§ Your goal
Go line by line through the records below. Copy whichever lines contain the string "settings".
── Records supplied
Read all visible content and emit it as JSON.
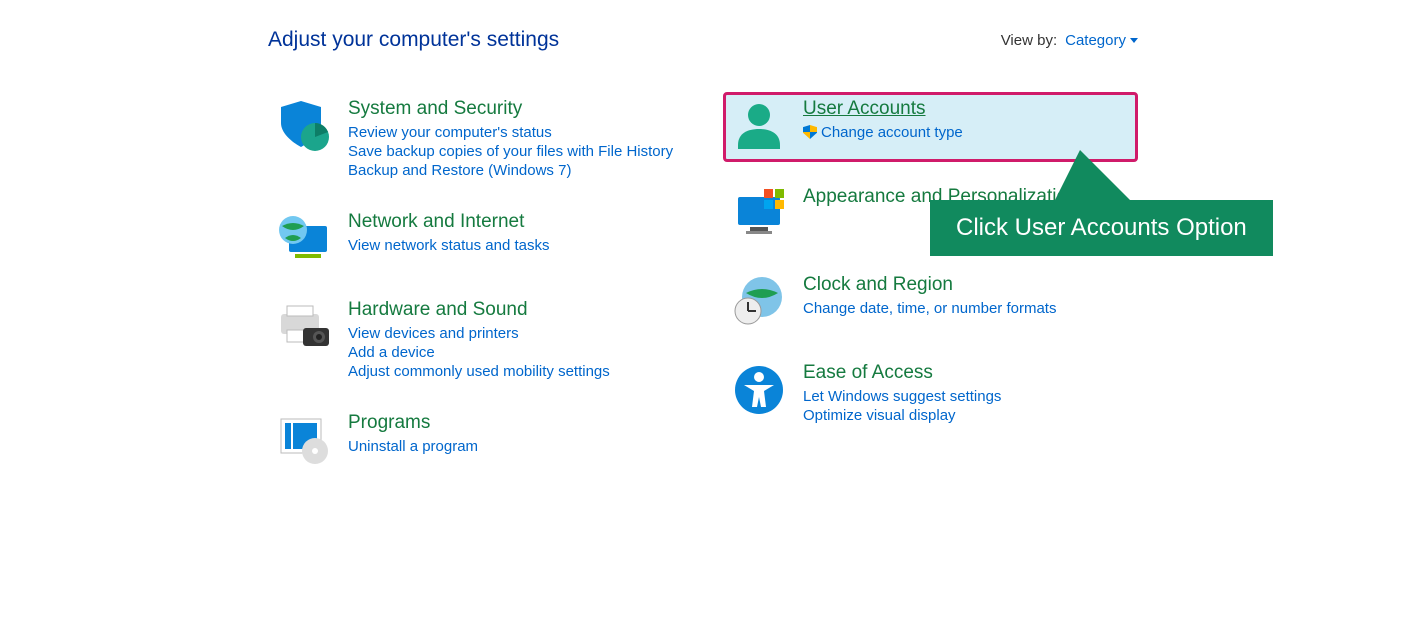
{
  "header": {
    "title": "Adjust your computer's settings",
    "view_by_label": "View by:",
    "view_by_value": "Category"
  },
  "left_column": [
    {
      "id": "system-security",
      "title": "System and Security",
      "links": [
        {
          "label": "Review your computer's status",
          "type": "link"
        },
        {
          "label": "Save backup copies of your files with File History",
          "type": "link"
        },
        {
          "label": "Backup and Restore (Windows 7)",
          "type": "link"
        }
      ],
      "icon": "shield-stats-icon"
    },
    {
      "id": "network-internet",
      "title": "Network and Internet",
      "links": [
        {
          "label": "View network status and tasks",
          "type": "link"
        }
      ],
      "icon": "globe-monitor-icon"
    },
    {
      "id": "hardware-sound",
      "title": "Hardware and Sound",
      "links": [
        {
          "label": "View devices and printers",
          "type": "link"
        },
        {
          "label": "Add a device",
          "type": "link"
        },
        {
          "label": "Adjust commonly used mobility settings",
          "type": "link"
        }
      ],
      "icon": "printer-camera-icon"
    },
    {
      "id": "programs",
      "title": "Programs",
      "links": [
        {
          "label": "Uninstall a program",
          "type": "link"
        }
      ],
      "icon": "window-disc-icon"
    }
  ],
  "right_column": [
    {
      "id": "user-accounts",
      "title": "User Accounts",
      "title_underlined": true,
      "highlighted": true,
      "links": [
        {
          "label": "Change account type",
          "type": "link",
          "shield": true
        }
      ],
      "icon": "user-icon"
    },
    {
      "id": "appearance",
      "title": "Appearance and Personalization",
      "links": [],
      "icon": "monitor-tiles-icon"
    },
    {
      "id": "clock-region",
      "title": "Clock and Region",
      "links": [
        {
          "label": "Change date, time, or number formats",
          "type": "text"
        }
      ],
      "icon": "clock-globe-icon"
    },
    {
      "id": "ease-of-access",
      "title": "Ease of Access",
      "links": [
        {
          "label": "Let Windows suggest settings",
          "type": "link"
        },
        {
          "label": "Optimize visual display",
          "type": "link"
        }
      ],
      "icon": "accessibility-icon"
    }
  ],
  "callout": "Click User Accounts Option"
}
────
§ The completed task
    "title": "Adjust your computer's settings",
          "label": "Adjust commonly used mobility settings",
          "label": "Let Windows suggest settings",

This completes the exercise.